MISHLOVE: And Einstein created a very strange picture of the universe as it is, almost time travel, in his theory of relativity.

HERBERT: Yes, but even Einstein's mind wouldn't go this far, to accept these instant connections, which now we believe really must exist in the universe.

MISHLOVE: The notion of instant connections almost implies that space itself is an illusion.

HERBERT: Yes, that distance is an illusion.

MISHLOVE: That distance is an illusion -- that you and I and our viewers and the chair are all somehow intimately connected with the most distant part of the galaxy.

HERBERT: Yes, that we're all in one place, that there aren't any places.

MISHLOVE: And the notion the mystics sometimes say, that you and I, we're not really separate individuals, but at a deeper level we're like fingers; we're all connected. Or we're like islands connected. There's that sense of connectedness as well. . .

MISHLOVE: Well, you mentioned earlier that you believe quantum physics is at the basis of consciousness. I wonder if you would come back to that point and elaborate on it.

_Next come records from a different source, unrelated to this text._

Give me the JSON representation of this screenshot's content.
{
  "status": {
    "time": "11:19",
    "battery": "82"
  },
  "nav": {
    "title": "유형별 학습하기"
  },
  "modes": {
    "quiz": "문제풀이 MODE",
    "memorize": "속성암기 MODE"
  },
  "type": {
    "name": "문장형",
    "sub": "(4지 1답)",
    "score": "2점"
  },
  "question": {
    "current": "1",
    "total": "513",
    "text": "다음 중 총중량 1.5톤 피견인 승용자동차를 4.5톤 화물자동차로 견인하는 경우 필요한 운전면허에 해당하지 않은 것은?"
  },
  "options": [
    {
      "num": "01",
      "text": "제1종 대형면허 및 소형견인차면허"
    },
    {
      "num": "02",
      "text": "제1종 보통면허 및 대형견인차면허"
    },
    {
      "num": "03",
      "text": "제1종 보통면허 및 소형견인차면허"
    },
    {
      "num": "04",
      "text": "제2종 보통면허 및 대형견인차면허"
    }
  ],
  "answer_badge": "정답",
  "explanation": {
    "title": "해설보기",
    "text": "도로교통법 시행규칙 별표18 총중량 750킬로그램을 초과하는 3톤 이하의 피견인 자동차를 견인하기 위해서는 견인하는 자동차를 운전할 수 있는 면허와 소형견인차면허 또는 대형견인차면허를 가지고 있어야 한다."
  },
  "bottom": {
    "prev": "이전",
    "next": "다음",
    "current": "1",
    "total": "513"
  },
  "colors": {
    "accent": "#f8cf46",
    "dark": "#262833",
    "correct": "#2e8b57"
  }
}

HERBERT: Yes. Right now there are two main approaches to consciousness, I believe. They are studying the brain, looking at how the brain does it -- the one machine in the world that we know is conscious for sure -- and then trying to simulate cognitive things on computers. I think this is where the smart money is placed these days. I think these are a good place to do research.

MISHLOVE: Trying to simulate brain functioning on the computer.

HERBERT: On computers, and looking at brains. And I think we learn a lot about brains and computers there, but not very much about consciousness.


Book Surgeon said...

I read the entire interview and something struck me as very interesting. Herbert talks about concsiousness as being vastly less powerful in terms of bit processing than the brain, something like 2 to 4 bits versus the 1012 bits the brain processes. He makes the point that consciousness seems to exert tremendous influence given that it is so low-powered.

This makes me wonder, how can consciousness be based solely in the brain when it is such a weak effect in computing terms? I understand that Herbert was comparing the brain's ability to receive vast amounts of information and process much of it unconsciously, but does it make sense that the control device of such a powerful computer would be so weak? Or is it that consciousness is not entirely based in the brain?

Very interesting. It appears the realms of frontier physics and consciousness studies are converging.

karan said...

Quantum physics has always facinated me, you're nothing or your the sole frame of reference, am I actually writing this comment or am I just lost in the illusion that I am, if its an illusion for me why is it the same for someone in the next room, is it because of the interconnectedness?